--- Data listing Enclosed Below ---
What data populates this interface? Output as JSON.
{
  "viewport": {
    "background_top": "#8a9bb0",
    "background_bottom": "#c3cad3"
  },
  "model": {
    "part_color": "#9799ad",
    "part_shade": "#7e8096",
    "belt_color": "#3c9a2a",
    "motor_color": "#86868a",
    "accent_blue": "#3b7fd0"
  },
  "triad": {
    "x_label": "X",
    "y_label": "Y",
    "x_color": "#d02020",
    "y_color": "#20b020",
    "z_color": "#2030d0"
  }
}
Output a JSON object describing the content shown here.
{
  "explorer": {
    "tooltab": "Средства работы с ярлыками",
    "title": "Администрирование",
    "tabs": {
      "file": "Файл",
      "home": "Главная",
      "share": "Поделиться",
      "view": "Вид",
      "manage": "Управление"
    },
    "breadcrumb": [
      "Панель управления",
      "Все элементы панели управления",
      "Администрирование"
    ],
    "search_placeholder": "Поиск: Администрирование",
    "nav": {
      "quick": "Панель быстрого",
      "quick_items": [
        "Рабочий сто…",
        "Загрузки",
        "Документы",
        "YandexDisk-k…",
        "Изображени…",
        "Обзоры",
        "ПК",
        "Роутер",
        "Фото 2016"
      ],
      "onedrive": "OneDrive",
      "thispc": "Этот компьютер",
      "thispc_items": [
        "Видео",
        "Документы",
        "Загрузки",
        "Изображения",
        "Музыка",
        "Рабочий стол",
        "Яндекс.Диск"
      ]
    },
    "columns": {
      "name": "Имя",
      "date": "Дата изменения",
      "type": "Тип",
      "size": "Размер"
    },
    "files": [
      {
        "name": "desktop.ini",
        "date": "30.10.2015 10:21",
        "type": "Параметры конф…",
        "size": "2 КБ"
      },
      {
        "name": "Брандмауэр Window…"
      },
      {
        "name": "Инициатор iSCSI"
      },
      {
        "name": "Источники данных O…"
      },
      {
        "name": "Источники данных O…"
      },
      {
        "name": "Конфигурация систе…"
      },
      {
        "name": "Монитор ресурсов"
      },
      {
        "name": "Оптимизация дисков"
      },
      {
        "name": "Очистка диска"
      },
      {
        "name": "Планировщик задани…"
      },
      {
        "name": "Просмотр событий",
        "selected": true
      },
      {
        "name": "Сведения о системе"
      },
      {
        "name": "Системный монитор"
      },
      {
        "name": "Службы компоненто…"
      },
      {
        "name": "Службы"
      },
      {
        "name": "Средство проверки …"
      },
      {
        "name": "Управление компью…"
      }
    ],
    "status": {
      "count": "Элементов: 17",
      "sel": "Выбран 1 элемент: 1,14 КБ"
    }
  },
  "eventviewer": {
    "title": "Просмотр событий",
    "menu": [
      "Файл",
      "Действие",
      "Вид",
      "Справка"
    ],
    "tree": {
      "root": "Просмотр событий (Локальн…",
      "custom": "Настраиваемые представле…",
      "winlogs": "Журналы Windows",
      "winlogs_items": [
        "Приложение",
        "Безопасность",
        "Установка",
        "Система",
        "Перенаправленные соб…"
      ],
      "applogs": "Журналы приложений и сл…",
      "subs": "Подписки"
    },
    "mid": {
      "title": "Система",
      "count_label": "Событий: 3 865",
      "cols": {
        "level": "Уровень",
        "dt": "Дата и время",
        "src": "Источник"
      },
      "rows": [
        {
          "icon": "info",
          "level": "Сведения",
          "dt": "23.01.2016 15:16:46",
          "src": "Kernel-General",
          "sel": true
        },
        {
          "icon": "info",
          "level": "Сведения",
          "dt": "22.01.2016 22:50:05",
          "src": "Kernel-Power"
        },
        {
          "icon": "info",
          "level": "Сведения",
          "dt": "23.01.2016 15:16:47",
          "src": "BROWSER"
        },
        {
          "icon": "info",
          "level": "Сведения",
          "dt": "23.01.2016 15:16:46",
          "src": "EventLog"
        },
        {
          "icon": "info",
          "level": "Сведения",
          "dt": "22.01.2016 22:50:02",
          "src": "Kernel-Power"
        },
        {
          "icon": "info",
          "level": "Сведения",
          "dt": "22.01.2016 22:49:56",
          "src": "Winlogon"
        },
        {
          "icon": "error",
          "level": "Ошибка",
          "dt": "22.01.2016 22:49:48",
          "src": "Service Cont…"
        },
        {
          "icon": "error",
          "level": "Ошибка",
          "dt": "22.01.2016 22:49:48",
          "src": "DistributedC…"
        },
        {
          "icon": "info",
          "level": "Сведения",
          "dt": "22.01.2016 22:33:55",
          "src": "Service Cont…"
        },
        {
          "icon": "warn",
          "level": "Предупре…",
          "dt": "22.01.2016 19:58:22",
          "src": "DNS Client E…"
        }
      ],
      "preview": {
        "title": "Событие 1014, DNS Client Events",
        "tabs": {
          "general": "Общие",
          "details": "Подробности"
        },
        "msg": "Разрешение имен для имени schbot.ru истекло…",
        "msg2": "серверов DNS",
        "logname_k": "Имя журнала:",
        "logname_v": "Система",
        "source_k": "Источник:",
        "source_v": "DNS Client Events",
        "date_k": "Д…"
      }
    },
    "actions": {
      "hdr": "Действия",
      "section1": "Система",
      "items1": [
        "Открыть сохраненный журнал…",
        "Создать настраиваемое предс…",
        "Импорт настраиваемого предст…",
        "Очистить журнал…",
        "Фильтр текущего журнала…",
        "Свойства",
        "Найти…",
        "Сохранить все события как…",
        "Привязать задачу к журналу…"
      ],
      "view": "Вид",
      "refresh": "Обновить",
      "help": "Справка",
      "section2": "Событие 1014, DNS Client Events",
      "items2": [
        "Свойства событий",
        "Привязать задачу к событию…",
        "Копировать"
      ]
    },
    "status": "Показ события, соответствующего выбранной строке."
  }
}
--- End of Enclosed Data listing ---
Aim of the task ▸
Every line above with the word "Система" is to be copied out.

Result of the task ▸
        "Система",
      "title": "Система",
        "logname_v": "Система",
      "section1": "Система",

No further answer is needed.